If you are wanting to remove your ex from the mortgage without refinance, then you will need to do so before the end of the term. It is important to note that if you do not do this, then your ex’s name will remain on the title until the end of the term regardless of whether or not he/she is still living at home.

How can I get my name taken off a joint mortgage in the UK?

You would first need to contact your bank and let them know that you want to take your name off the mortgage. They will then send you a form which needs to be completed and returned to them. Once this is done, your name will be removed from the mortgage.

How long does it take to remove my name from a mortgage?

It depends on the type of mortgage that you have. For example, a fixed rate mortgage usually takes around 2 weeks to complete. However, if you are looking to change your mortgage into a tracker mortgage, then it might take longer depending on the lender.

Can I remove my spouse from my mortgage?

Yes, you can remove your spouse from the mortgage. This is done by contacting your bank and informing them that you no longer wish for your spouse to be included in the mortgage.

How can I get my name taken off a joint mortgage in the UK?

As mentioned above, you would first need to contact the bank and ask them to remove your name from the mortgage.

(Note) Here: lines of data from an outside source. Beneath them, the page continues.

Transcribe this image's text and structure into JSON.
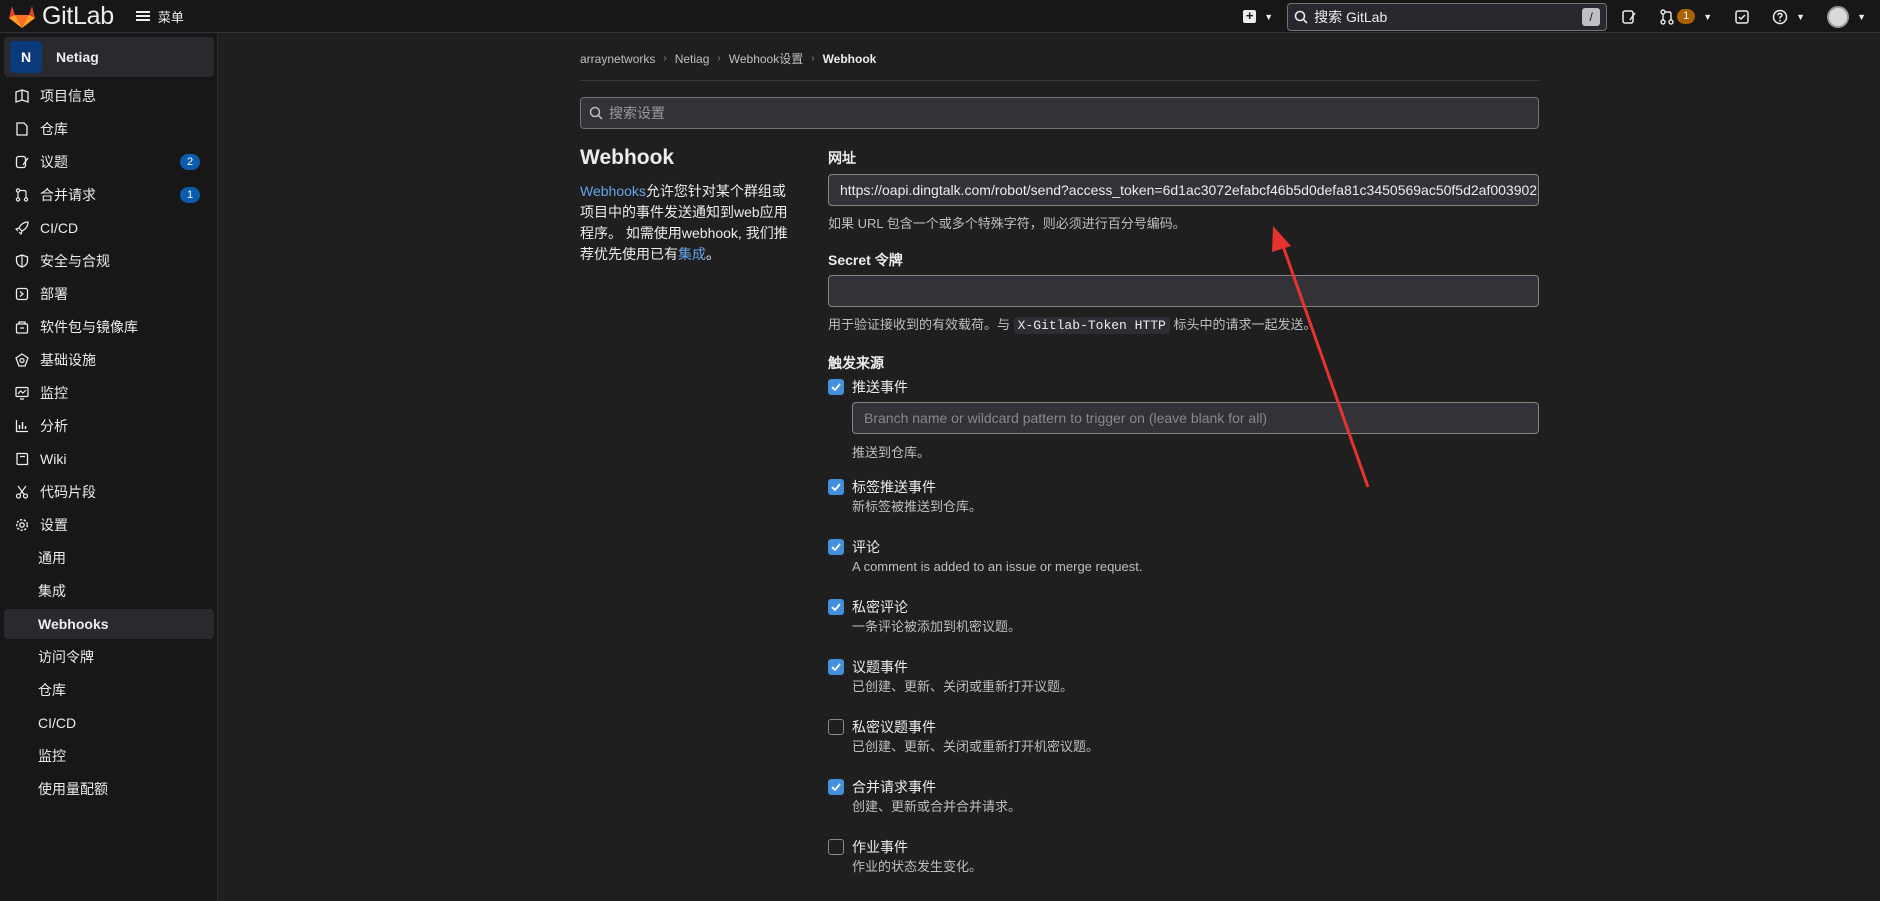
{
  "topbar": {
    "brand": "GitLab",
    "menu_label": "菜单",
    "search_text": "搜索 GitLab",
    "search_shortcut": "/",
    "mr_count": "1"
  },
  "sidebar": {
    "project_initial": "N",
    "project_name": "Netiag",
    "items": [
      {
        "label": "项目信息",
        "icon": "project-info-icon"
      },
      {
        "label": "仓库",
        "icon": "repository-icon"
      },
      {
        "label": "议题",
        "icon": "issues-icon",
        "count": "2"
      },
      {
        "label": "合并请求",
        "icon": "merge-request-icon",
        "count": "1"
      },
      {
        "label": "CI/CD",
        "icon": "rocket-icon"
      },
      {
        "label": "安全与合规",
        "icon": "shield-icon"
      },
      {
        "label": "部署",
        "icon": "deployments-icon"
      },
      {
        "label": "软件包与镜像库",
        "icon": "package-icon"
      },
      {
        "label": "基础设施",
        "icon": "cloud-gear-icon"
      },
      {
        "label": "监控",
        "icon": "monitor-icon"
      },
      {
        "label": "分析",
        "icon": "chart-icon"
      },
      {
        "label": "Wiki",
        "icon": "book-icon"
      },
      {
        "label": "代码片段",
        "icon": "scissors-icon"
      },
      {
        "label": "设置",
        "icon": "settings-gear-icon"
      }
    ],
    "sub_items": [
      "通用",
      "集成",
      "Webhooks",
      "访问令牌",
      "仓库",
      "CI/CD",
      "监控",
      "使用量配额"
    ]
  },
  "breadcrumb": [
    "arraynetworks",
    "Netiag",
    "Webhook设置",
    "Webhook"
  ],
  "settings_search": {
    "placeholder": "搜索设置"
  },
  "section": {
    "title": "Webhook",
    "desc_link": "Webhooks",
    "desc_text": "允许您针对某个群组或项目中的事件发送通知到web应用程序。 如需使用webhook, 我们推荐优先使用已有",
    "desc_link2": "集成",
    "desc_end": "。"
  },
  "form": {
    "url_label": "网址",
    "url_value": "https://oapi.dingtalk.com/robot/send?access_token=6d1ac3072efabcf46b5d0defa81c3450569ac50f5d2af003902",
    "url_help": "如果 URL 包含一个或多个特殊字符，则必须进行百分号编码。",
    "secret_label": "Secret 令牌",
    "secret_value": "",
    "secret_help_pre": "用于验证接收到的有效载荷。与 ",
    "secret_help_code": "X-Gitlab-Token HTTP",
    "secret_help_post": " 标头中的请求一起发送。",
    "trigger_label": "触发来源",
    "branch_placeholder": "Branch name or wildcard pattern to trigger on (leave blank for all)",
    "triggers": [
      {
        "label": "推送事件",
        "help": "推送到仓库。",
        "checked": true
      },
      {
        "label": "标签推送事件",
        "help": "新标签被推送到仓库。",
        "checked": true
      },
      {
        "label": "评论",
        "help": "A comment is added to an issue or merge request.",
        "checked": true
      },
      {
        "label": "私密评论",
        "help": "一条评论被添加到机密议题。",
        "checked": true
      },
      {
        "label": "议题事件",
        "help": "已创建、更新、关闭或重新打开议题。",
        "checked": true
      },
      {
        "label": "私密议题事件",
        "help": "已创建、更新、关闭或重新打开机密议题。",
        "checked": false
      },
      {
        "label": "合并请求事件",
        "help": "创建、更新或合并合并请求。",
        "checked": true
      },
      {
        "label": "作业事件",
        "help": "作业的状态发生变化。",
        "checked": false
      }
    ]
  },
  "colors": {
    "accent": "#428fdc",
    "annotation_arrow": "#e8322f"
  }
}
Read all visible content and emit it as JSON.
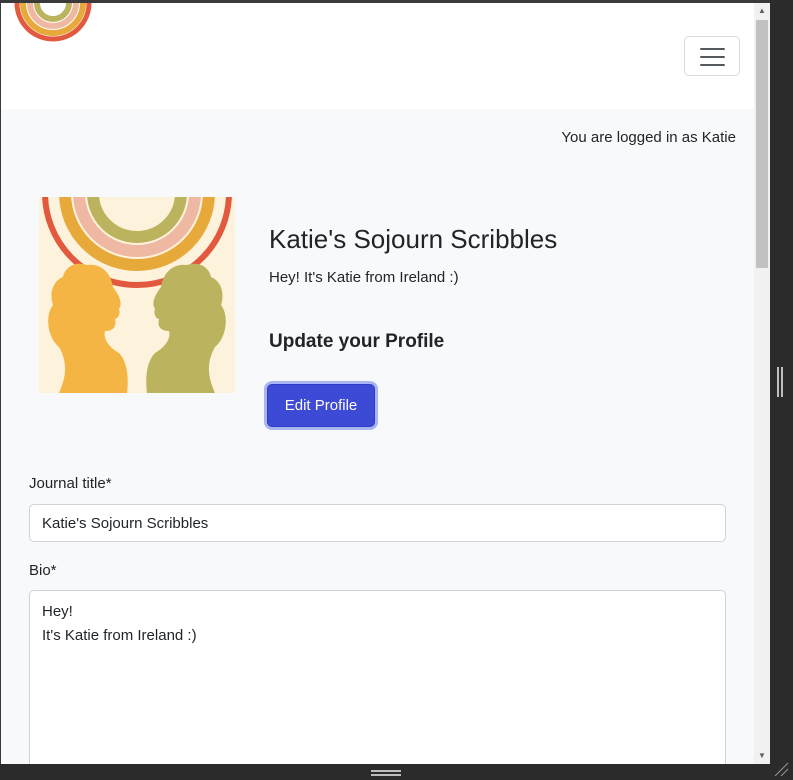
{
  "navbar": {
    "logo_icon": "rainbow-arc-logo",
    "menu_icon": "hamburger-menu-icon"
  },
  "status": {
    "logged_in_text": "You are logged in as Katie"
  },
  "profile": {
    "avatar_icon": "rainbow-silhouettes-image",
    "title": "Katie's Sojourn Scribbles",
    "bio": "Hey! It's Katie from Ireland :)",
    "update_heading": "Update your Profile",
    "edit_button_label": "Edit Profile"
  },
  "form": {
    "title_label": "Journal title*",
    "title_value": "Katie's Sojourn Scribbles",
    "bio_label": "Bio*",
    "bio_value": "Hey!\nIt's Katie from Ireland :)"
  },
  "colors": {
    "primary": "#3d4ad5",
    "page_bg": "#f8f9fa",
    "rainbow_red": "#e3593f",
    "rainbow_gold": "#e6a93a",
    "rainbow_pink": "#efb8a3",
    "rainbow_olive": "#bcb35f",
    "silhouette_left": "#f5b544",
    "silhouette_right": "#bcb35f"
  }
}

After this is done, you will need to make sure that your partner knows about this. To ensure this happens, you will need to write a letter explaining why you are taking your name off the mortgage and give it to your partner. Your partner will then need to sign the letter and return it to the bank.

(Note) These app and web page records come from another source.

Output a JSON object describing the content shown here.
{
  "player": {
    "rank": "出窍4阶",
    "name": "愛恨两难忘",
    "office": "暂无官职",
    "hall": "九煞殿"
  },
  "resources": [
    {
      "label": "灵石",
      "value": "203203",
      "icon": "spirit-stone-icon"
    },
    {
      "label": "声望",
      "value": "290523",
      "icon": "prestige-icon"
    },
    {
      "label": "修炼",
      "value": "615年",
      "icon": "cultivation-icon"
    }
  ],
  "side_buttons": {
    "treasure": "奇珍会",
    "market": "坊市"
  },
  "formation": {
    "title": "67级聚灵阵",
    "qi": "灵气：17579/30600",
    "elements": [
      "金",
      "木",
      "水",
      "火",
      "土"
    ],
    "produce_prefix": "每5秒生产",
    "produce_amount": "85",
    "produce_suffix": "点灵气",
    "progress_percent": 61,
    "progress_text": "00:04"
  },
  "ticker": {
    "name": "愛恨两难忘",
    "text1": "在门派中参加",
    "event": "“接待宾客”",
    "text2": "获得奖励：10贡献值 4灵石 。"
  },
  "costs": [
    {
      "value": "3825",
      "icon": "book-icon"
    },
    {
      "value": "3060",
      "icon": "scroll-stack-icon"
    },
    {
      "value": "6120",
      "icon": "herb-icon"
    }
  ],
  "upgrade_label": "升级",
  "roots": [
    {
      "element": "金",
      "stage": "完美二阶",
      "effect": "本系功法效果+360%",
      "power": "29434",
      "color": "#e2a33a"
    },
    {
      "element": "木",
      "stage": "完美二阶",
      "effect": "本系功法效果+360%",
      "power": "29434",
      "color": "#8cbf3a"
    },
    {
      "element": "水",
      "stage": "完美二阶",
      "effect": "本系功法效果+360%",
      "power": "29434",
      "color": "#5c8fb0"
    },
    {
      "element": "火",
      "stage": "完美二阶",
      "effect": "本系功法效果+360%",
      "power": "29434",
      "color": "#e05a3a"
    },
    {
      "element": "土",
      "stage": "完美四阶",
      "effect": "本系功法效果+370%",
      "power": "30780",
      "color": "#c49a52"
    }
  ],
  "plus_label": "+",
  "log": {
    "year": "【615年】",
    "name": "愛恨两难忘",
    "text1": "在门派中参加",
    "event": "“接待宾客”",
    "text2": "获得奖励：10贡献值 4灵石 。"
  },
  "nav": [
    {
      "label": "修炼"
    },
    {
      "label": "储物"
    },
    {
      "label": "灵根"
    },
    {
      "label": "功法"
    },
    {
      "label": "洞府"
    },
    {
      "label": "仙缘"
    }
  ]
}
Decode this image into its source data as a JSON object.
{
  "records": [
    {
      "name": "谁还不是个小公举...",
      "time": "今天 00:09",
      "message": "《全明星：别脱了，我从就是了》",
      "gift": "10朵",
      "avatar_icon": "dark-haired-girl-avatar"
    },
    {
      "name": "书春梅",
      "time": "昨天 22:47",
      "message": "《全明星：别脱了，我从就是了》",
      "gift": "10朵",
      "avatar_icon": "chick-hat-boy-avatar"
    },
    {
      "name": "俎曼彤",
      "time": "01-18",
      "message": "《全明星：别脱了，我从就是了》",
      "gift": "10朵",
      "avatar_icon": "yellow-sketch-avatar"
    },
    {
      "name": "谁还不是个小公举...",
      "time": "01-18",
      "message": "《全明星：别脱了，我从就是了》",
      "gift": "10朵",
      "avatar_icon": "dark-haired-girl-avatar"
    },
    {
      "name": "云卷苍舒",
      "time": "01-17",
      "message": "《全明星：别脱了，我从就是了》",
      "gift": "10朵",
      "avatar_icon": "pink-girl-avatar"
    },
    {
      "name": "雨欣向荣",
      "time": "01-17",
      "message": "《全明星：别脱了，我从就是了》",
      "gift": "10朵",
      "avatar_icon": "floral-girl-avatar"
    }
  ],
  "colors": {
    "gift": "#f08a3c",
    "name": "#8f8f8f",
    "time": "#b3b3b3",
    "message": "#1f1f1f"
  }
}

What is Transfer of Equity?

Transfer of equity is when one party sells their interest in the property to another party. In order to qualify for transfer of equity, both parties must agree to sell their share of the property. The buyer will pay the seller the amount they paid for the house plus any outstanding payments that were made. The seller will receive the money and release all claims against the property.

What are the key stages of Transfer of Equity?

The key stages of transferring equity are:

1) Seller agrees to sell their share of property to Buyer

2) Buyer pays Seller the agreed price

3) Seller releases all claims against the property

4) Buyer receives funds and signs over deed

5) Property transfers to new owner

6) New owner completes necessary paperwork with local authority

How much does it cost to transfer equity?

The cost of transferring equity varies depending on the size of the transaction. Typically, the larger the transaction, the higher the commission. There are also other costs associated with the process such as stamp duty and legal fees.

Do I have to pay Stamp Duty?

Stamp duty is charged based on the value of the property. If the property has been purchased within the last three years, then there is no stamp duty payable. Otherwise, the stamp duty is calculated based on the purchase price of the property.

What happens when there is a mortgage on the property?

If there is a mortgage on a property, then the mortgagee will not accept an offer to buy the property until the mortgage is satisfied or transferred. This means that the buyer cannot close the sale until the mortgage is cleared.

Is it possible to sell my home without paying Stamp Duty?

In some cases, the government allows sellers to avoid stamp duty by using the “no stamp duty” scheme. Under this scheme, the seller must provide evidence that the property was bought before 1st January 2006. The seller may also be required to provide proof that the property was used as a residence for at least two years prior to selling. These requirements are subject to change so check with HMRC for the latest information.

What is the cost of adding someone to the mortgage?

When adding someone to the mortgage, the current lender will charge additional interest for the extra borrowing. For example, if you borrow £100,000 but add a person to the loan who only owes £50,000, then the lender will charge an additional 5% interest per year.

Can I get a discount on Stamp Duty?

There are certain circumstances where you can claim a discount on stamp duty. You should seek professional advice before claiming a discount.